Staying with my analog rig as a source, I started listening to the brilliant 180 gram audiophile pressing of Al Di Meola’s Elysium [Inakustik]. I spent an entire weekend listening almost exclusively to this double album set. I’m a big Di Meola fan and have always been mesmerized by the things he can do with a guitar. This music is rich with layers of beautiful Latin guitar and dynamic percussions, but hearing it rendered through this system was a rare experience for me. “Dynamic as Hell!’ is what I kept seeing in my notes, especially while listening to the tracks, “Babylon” and “Amanjena.” If there’s anything that I like in a good high-performance system it’s linearity. I want the level of detail and musicality through the soundstage to be the same. Don’t get me wrong, in the treble I want well defined vocals, lifelike timbre and holographic imaging without edge or overdone brightness. In the midbass and deep bass I want instruments and percussions to sound like they come from instruments and not just beefed up low-end energy. What this systems gives me is top-to-bottom musicality, realistic instrument and vocal reproduction and a soundstage that well defined and realistic in size and depth.

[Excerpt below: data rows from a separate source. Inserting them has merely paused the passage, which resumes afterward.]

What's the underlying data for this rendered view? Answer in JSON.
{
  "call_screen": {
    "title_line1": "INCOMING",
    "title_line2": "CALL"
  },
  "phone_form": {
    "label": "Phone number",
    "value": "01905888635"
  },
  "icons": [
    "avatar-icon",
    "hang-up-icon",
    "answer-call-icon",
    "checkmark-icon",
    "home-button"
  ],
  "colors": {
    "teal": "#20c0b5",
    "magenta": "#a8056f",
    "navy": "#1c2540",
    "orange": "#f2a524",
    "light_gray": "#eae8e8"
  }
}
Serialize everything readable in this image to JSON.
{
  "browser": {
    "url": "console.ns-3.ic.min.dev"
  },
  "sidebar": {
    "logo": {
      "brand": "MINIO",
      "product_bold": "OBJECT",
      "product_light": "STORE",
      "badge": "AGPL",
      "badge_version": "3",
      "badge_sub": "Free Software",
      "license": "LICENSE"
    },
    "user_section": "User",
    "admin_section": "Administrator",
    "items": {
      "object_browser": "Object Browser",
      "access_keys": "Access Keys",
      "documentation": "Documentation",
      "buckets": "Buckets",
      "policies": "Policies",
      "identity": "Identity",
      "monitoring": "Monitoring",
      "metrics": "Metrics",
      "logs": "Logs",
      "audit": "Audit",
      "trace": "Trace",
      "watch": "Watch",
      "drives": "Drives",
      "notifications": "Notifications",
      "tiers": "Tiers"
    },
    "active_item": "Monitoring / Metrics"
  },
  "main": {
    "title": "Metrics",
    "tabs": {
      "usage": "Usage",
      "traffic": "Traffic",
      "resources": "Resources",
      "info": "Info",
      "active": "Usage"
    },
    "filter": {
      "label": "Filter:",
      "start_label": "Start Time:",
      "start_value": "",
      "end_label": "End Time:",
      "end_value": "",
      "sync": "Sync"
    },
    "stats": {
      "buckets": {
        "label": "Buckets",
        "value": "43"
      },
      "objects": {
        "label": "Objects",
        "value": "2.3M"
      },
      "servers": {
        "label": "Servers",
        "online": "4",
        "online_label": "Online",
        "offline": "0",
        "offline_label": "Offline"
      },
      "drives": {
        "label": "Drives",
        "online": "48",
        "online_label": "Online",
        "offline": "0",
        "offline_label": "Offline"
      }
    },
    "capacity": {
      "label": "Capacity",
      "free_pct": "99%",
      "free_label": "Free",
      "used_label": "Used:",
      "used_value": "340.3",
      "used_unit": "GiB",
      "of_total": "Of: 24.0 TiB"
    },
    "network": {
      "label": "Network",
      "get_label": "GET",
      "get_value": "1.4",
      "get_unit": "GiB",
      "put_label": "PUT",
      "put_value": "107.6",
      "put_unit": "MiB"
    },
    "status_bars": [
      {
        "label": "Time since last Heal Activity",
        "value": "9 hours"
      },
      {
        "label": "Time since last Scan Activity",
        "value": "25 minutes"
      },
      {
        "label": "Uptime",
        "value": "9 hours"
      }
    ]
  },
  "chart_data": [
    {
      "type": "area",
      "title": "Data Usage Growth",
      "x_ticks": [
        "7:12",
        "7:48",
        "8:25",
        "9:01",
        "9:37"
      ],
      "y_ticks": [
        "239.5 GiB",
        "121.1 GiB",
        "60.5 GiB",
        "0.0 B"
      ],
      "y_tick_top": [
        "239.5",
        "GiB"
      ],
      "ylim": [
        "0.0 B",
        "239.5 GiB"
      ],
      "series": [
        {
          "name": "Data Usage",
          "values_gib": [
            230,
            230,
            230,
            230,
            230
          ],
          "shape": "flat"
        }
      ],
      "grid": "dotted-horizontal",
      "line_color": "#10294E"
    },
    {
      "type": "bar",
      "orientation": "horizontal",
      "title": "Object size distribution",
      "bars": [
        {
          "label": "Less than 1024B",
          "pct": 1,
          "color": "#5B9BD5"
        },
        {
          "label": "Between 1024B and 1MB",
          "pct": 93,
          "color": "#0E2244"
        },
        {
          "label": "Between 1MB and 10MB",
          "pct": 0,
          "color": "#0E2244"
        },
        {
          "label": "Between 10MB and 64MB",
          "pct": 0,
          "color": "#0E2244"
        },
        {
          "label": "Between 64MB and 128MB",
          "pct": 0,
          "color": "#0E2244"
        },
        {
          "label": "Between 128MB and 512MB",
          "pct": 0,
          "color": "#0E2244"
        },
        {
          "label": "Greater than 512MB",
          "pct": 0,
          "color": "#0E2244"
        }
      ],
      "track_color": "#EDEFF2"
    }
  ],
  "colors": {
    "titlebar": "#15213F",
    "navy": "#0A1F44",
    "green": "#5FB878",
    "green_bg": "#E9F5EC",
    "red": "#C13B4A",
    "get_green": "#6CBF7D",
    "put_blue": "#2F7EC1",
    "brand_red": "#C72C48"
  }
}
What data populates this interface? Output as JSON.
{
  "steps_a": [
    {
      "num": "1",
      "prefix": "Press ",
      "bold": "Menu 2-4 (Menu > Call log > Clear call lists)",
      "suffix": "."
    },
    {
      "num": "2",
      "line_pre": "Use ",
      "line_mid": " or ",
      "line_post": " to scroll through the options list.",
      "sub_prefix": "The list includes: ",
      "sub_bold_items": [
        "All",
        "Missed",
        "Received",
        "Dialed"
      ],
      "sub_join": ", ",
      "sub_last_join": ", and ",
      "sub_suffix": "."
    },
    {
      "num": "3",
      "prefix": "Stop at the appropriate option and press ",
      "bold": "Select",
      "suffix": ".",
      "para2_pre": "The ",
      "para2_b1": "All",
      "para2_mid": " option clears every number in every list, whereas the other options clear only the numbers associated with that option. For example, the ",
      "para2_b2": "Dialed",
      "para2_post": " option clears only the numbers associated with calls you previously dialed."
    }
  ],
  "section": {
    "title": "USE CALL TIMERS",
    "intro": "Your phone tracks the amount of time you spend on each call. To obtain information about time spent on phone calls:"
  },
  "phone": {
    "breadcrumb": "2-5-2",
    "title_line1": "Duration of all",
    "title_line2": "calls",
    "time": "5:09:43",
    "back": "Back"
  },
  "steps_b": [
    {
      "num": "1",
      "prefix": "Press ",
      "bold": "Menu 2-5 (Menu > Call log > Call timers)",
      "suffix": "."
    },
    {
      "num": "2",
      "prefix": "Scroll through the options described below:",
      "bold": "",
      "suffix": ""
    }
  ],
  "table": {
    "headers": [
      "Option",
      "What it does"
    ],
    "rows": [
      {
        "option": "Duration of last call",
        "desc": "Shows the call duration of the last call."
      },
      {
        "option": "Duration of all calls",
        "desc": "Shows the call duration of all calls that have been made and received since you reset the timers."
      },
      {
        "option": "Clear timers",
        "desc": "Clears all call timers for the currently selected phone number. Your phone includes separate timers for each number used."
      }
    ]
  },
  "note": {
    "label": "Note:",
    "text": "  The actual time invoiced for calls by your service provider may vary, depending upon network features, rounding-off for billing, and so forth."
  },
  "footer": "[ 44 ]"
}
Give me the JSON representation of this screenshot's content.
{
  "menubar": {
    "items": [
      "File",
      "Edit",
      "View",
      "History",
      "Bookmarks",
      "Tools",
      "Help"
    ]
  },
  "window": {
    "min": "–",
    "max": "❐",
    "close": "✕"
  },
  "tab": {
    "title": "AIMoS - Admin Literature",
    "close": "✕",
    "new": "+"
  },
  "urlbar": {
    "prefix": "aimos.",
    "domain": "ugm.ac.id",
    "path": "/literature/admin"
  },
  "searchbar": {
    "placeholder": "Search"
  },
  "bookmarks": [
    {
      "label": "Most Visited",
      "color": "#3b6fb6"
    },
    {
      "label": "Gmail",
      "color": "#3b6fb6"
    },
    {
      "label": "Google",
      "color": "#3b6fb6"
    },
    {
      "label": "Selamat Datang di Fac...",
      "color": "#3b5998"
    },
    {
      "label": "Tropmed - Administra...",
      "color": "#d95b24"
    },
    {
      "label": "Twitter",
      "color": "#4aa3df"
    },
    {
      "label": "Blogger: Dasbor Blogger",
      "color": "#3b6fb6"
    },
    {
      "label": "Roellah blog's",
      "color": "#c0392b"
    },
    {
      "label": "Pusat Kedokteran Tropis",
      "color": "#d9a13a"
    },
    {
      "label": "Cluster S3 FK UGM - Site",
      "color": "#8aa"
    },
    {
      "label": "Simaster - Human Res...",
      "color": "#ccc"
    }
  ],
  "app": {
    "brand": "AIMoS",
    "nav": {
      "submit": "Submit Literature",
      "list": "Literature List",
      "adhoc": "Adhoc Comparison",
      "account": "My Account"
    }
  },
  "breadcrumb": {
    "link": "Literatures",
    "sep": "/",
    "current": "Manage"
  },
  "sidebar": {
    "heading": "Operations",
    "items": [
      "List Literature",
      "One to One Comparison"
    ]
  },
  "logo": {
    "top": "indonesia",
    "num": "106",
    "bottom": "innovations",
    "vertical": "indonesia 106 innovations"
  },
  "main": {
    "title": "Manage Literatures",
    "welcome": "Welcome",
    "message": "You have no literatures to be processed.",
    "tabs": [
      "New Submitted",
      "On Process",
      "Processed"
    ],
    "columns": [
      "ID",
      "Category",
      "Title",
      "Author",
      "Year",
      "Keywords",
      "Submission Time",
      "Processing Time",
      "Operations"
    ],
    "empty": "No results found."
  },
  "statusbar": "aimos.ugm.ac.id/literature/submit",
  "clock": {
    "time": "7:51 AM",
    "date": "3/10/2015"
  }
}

ahmadjamal2.jpgAnother great recording that gave me all of the above and more is Ahmad Jamal’s Live At The Montreal Jazz Festival 1985 [Atlantic]. As many times as I have listened to the opening track, “Yellow Fellow” on this two LP recording, I have never heard it rendered this realistically. And believe me, I cranked this puppy to as loud as I could tolerate and the system never lost its composure. It was easy to reproduce a lifelike event and the impact that the Sigma MONOs had on this music was unmistakable. Airier and more dynamic highs and mids and deeper, better defined bass and soundstage. Again, I’ll repeat, “dynamic as Hell!”


My summary of the Classé Audio Sigma MONOs should not come as a surprise to anybody. They are state-of-the-art, high-end audio products that are attractively styled, thoughtfully designed and fabulous sounding products, while still being reasonably affordable.  I flat out loved these amps. If it weren’t for the fact that I recently spent a week in Las Vegas where I married my longtime sweetheart, I’d probably be working out a way to purchase both sets of these amps; they’re that good. But what I can do is give them my highest recommendation because they certainly deserve that. You, dear readers deserve to go out and checkout these awesome amps. It doesn’t matter if you’re looking for your first true audiophile system or upgrading an existing system. The Sigma MONOs are definitely next level products. I can’t imagine a moderately priced system that these amps won’t improve. And should you ever be in a position to use two pairs of mono amps, let your search begin and end here.


dave thomas   


Price: $3,999.00 USA 

Classe’ Audio Sigma MONOs

Frequency response


10Hz – 20kHz, -1dB into 4Ω

Output power


350W rms into 8Ω 700W rms into 4Ω

Harmonic Distortion



Peak Output Voltage


151V peak to peak, 53.4V rms no load
151V peak to peak, 53.4V rms into 8Ω

Input Impedance


100kΩ Balanced / 50kΩ SE

Voltage gain


29 dB

Input level at clipping


1.8Vrms Balanced/SE



>80 dB below fundamental into 8Ω Balanced

Signal to Noise Ratio


-109 dB at peak output into 8Ω (AES17)

Standby power consumption


.5W @ 230 V

Rated power


130W @ 1/8th power into 4Ω

Mains voltage


90V - 264V, 50/60Hz

Overall Dimensions


Width: 17.00" (433mm)
Depth (excluding connectors): 14.57" (370mm)
Height: 3.75" (95mm)

Net weight


22.0 lb (10.00 kg)

Shipping weight


29.0 lb (13.18 kg)




5070 Francois Cusson

Lachine, Quebec

H8T 1B3, Canada

Tel: +1 (514) 636-6384

Fax: +1 (514) 636-1428